◆ WORK REQUEST:
For each line below, print it again exactly as shown.

☆ ☆ ☆ ☆ ☆

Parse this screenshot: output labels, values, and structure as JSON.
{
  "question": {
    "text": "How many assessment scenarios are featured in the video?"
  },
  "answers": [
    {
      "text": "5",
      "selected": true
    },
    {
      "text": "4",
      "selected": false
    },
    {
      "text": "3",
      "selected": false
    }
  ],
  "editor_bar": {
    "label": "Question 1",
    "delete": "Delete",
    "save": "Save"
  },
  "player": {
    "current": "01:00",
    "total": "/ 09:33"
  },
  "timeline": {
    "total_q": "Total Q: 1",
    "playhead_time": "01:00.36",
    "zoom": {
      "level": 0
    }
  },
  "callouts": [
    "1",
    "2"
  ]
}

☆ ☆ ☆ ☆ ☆

◆ RESPONSE BELOW:
Parse this screenshot: output labels, values, and structure as JSON.
{
  "question": {
    "text": "How many assessment scenarios are featured in the video?"
  },
  "answers": [
    {
      "text": "5",
      "selected": true
    },
    {
      "text": "4",
      "selected": false
    },
    {
      "text": "3",
      "selected": false
    }
  ],
  "editor_bar": {
    "label": "Question 1",
    "delete": "Delete",
    "save": "Save"
  },
  "player": {
    "current": "01:00",
    "total": "/ 09:33"
  },
  "timeline": {
    "total_q": "Total Q: 1",
    "playhead_time": "01:00.36",
    "zoom": {
      "level": 0
    }
  },
  "callouts": [
    "1",
    "2"
  ]
}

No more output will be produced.